In the previous two chapters, criteria for criminalisation on the level of national and international law were discussed. As announced in the General Introduction to this book, the procedure to uncover these principles differs markedly between the two levels. National criminal law has the benefit of being able to draw from a rich tradition of doctrinal discussions concerning the issue of criminalisation. For international criminal law, this is not (yet) the case; rather, acts have been criminalised on an ad hoc basis throughout the years. Whereas the framework for criminalisation on the level of national law contains a number of clear principles, the same cannot be said for international criminalisation. Due to the specific nature of international criminal law – created, mainly, by diplomats and based on consensus – and the regime of the Rome Statute – limiting the ICC's jurisdiction to the crimes listed in the Statute – the criminalisation framework presented in Chapter 5 looks more like a road map of criminalisation than a schematic collection of principles.

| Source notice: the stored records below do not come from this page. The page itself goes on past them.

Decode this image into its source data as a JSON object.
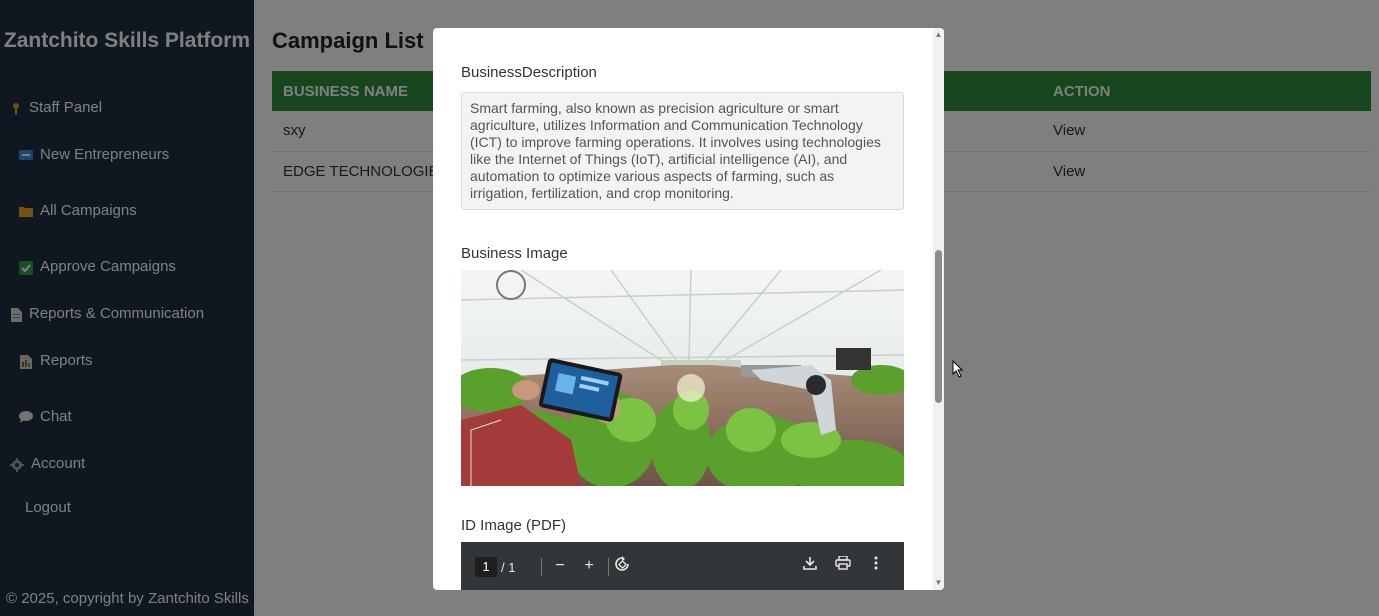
{
  "sidebar": {
    "brand": "Zantchito Skills Platform",
    "items": [
      {
        "label": "Staff Panel",
        "icon": "pin-icon"
      },
      {
        "label": "New Entrepreneurs",
        "icon": "new-badge-icon"
      },
      {
        "label": "All Campaigns",
        "icon": "folder-icon"
      },
      {
        "label": "Approve Campaigns",
        "icon": "check-box-icon"
      },
      {
        "label": "Reports & Communication",
        "icon": "document-icon"
      },
      {
        "label": "Reports",
        "icon": "report-icon"
      },
      {
        "label": "Chat",
        "icon": "speech-bubble-icon"
      },
      {
        "label": "Account",
        "icon": "gear-icon"
      },
      {
        "label": "Logout",
        "icon": ""
      }
    ],
    "copyright": "© 2025, copyright by Zantchito Skills"
  },
  "main": {
    "title": "Campaign List",
    "table": {
      "headers": [
        "BUSINESS NAME",
        "ACTION"
      ],
      "rows": [
        {
          "name": "sxy",
          "action": "View"
        },
        {
          "name": "EDGE TECHNOLOGIE",
          "action": "View"
        }
      ]
    }
  },
  "modal": {
    "description_label": "BusinessDescription",
    "description": "Smart farming, also known as precision agriculture or smart agriculture, utilizes Information and Communication Technology (ICT) to improve farming operations. It involves using technologies like the Internet of Things (IoT), artificial intelligence (AI), and automation to optimize various aspects of farming, such as irrigation, fertilization, and crop monitoring.",
    "image_label": "Business Image",
    "id_label": "ID Image (PDF)",
    "pdf": {
      "page": "1",
      "total": "/ 1",
      "zoom_out": "−",
      "zoom_in": "+"
    }
  },
  "colors": {
    "sidebar_bg": "#1f3142",
    "table_header": "#2e8b3a",
    "overlay": "rgba(0,0,0,0.5)",
    "pdf_toolbar": "#323639"
  }
}
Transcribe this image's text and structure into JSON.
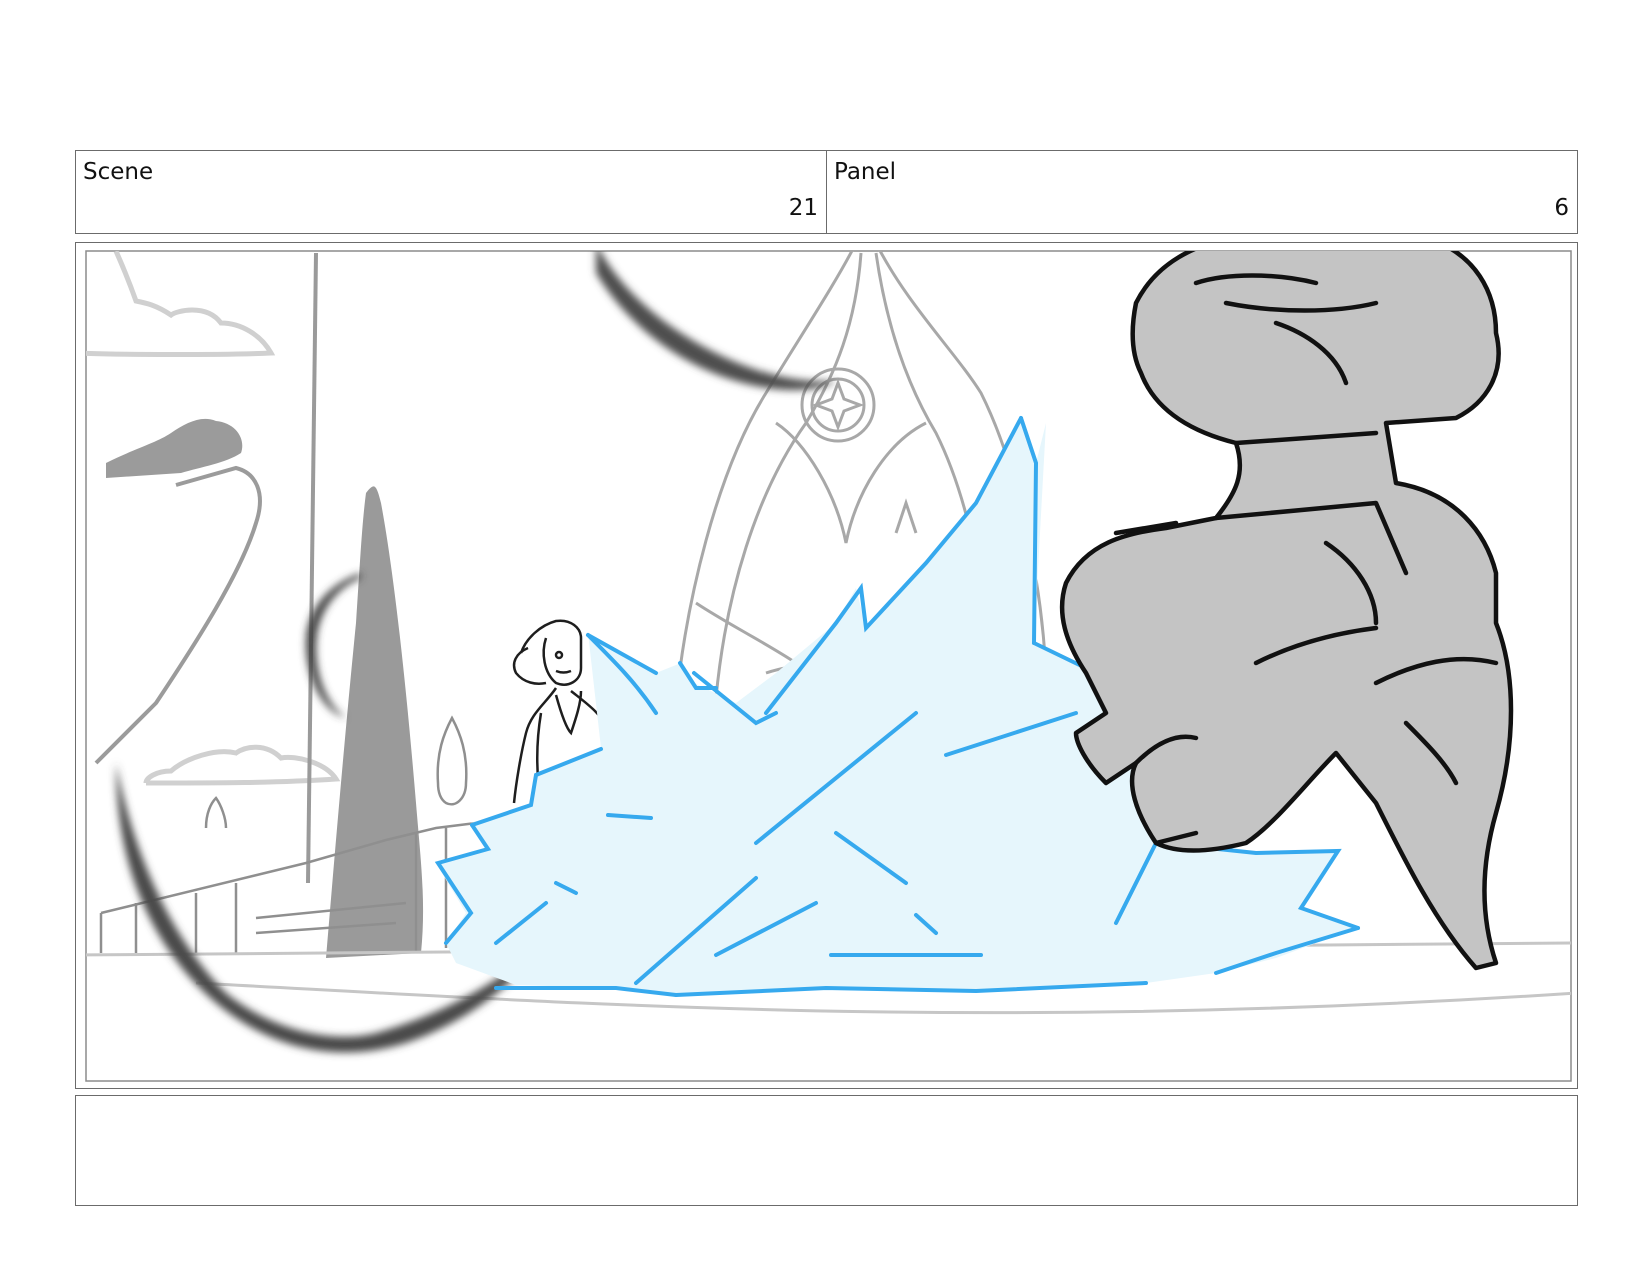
{
  "header": {
    "scene_label": "Scene",
    "scene_number": "21",
    "panel_label": "Panel",
    "panel_number": "6"
  },
  "drawing": {
    "line_color": "#1e1e1e",
    "sketch_gray": "#a6a6a6",
    "fill_gray": "#c4c4c4",
    "effect_color": "#36a9ee",
    "effect_fill": "#e6f6fc"
  },
  "notes": {
    "text": ""
  }
}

In this chapter, the two ‘frameworks’ for criminalisation are compared to each other. This is done by applying the national criteria listed in Chapter 4 to the international level. This comparison opens up the possibility of cross-pollination between the two levels: some principles that were uncovered as relevant to criminalisation in national law may also be applicable to international law and vice versa. Such a comparison may prove to be fruitful for criminalisation (doctrine) discussions.
HARM AND WRONG: A HIGHER THRESHOLD
International criminal law is a special sort of law: it only deals with the worst crimes imaginable. Crimes against humanity are inhumane acts that cause victims great suffering. War crimes are serious violations of the laws applicable in armed conflict. Genocide, the crime of crimes, is aimed at the destruction of a group of people. In other words, it does not get more serious than that. As a consequence, the harm and wrong principles – which are also condiciones sine quibus non for criminalisation in international law – have higher thresholds in international criminal law than on the level of national criminal law. Minor harms and minor wrongs will not, and should not, be codified in the Rome Statute.